  1. Regarding "hope", perhaps our expectations change over time. Back when Don was ill, we hoped that this or that treatment would stave off the inevitable for awhile, but also remained realistic in our expectations. Then there was that now-legendary fortune cookie that I got at the hospital while having my birthday dinner of chinese food to "celebrate"(??) on the same evening that the doctors delivered Don's prognosis after a week of tests... hope for the best, but prepare for the worst. Yes, I think that jaded would be a good way to describe my thoughts on hope - and who wouldn't feel that way after what we've been through?

    That said, these days, I've down-scaled my hope expectations. Today, I'm hoping that the courier driver doesn't do what he did yesterday... take one look at my house and think it's abandoned and leave without delivering the high-tech composting toilet I ordered. (-:

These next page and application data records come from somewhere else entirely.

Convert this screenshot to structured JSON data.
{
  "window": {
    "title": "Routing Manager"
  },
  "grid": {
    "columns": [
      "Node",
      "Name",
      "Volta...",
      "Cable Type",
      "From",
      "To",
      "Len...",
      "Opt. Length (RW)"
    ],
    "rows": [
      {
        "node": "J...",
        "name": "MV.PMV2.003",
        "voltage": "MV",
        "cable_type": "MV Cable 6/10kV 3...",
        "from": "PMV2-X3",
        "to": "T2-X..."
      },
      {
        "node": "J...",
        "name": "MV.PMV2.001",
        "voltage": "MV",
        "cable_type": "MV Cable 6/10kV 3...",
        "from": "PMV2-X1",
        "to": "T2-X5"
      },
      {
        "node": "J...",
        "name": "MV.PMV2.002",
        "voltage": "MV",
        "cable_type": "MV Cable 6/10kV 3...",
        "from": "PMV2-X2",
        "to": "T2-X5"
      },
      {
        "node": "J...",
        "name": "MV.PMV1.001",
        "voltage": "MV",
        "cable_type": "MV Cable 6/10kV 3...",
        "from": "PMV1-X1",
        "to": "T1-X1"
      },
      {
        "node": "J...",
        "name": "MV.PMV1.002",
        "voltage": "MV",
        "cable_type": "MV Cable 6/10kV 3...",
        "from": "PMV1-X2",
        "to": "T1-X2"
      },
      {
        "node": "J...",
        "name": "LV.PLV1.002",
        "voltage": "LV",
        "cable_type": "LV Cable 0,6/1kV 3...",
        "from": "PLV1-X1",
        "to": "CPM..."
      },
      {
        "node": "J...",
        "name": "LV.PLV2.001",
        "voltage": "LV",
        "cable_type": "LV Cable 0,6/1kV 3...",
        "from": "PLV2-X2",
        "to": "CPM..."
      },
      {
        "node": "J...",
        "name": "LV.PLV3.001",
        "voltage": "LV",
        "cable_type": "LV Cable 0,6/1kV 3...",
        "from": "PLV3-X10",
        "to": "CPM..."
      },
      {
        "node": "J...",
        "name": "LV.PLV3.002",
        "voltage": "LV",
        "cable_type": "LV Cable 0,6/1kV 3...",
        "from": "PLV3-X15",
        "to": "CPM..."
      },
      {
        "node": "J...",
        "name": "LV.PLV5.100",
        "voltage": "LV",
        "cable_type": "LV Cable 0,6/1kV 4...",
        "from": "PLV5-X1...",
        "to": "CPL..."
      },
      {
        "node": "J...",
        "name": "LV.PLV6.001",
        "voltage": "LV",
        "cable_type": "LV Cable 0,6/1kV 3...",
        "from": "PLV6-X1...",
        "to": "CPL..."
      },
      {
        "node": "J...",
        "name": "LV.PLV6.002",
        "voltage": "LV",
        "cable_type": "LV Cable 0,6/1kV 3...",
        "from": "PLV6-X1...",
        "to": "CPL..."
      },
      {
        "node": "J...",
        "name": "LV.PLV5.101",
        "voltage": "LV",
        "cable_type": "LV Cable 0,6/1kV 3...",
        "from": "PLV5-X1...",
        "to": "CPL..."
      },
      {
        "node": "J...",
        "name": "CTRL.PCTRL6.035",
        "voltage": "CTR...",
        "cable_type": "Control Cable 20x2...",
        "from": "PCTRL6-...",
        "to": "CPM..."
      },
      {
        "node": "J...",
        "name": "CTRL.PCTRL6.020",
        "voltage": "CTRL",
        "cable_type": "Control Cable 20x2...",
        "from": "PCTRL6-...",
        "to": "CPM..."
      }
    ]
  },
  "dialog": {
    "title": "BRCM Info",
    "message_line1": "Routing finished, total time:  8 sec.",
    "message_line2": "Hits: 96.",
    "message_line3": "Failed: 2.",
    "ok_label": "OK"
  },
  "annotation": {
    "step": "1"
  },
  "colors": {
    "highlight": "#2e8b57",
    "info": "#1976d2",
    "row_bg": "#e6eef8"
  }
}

    It's true that I don't have the optimism I once had, and in fact, I don't like the word hope too much anymore as I associate it with a lot of negative stuff - like...oh.. I hope I don't get cancer because now there is no one who would or could care for me the way I cared for Don until he died. Or, I hope I don't fall off a ladder and bust an arm as, boy, would that create some major problems! But as you've written above, would we be writing these posts, trying to go on with our lives - making changes, relocating to new jobs, trying to restore a sadly neglected old house, etc... if there wasn't a glimmer of hope residing in some cobwebby part of our minds? Somewhere, there must be a spark of hope faintly burning, don't you think?

  2. my extreme darkness of late notwithstanding, i hang on to my belief that my Dragon and i will be reunited. it is all the hope i have but it is all the hope i need. i have always chosen to live within Bentley's philosophy.

    peace to you, Friend.

  3. Your ending statement really resonates with me, especially today. As does the Eric Bentley quote. My Mike lost hope, lost the ability to believe that things would work out, and as a result I'm struggling through the darkest, most difficult journey of my life. But overall, I do have hope that there will be better days. I think it's just that my hopes now are for smaller things. Having lost the love of my life, the one true thing I thought I could always believe in, I don't dare to hope for anything big, at least not yet. But I can hope that as time goes on there will be more good days than bad days, and that I will find more occasions to laugh, and that one day I will feel real joy again. And I hope those things for you as well.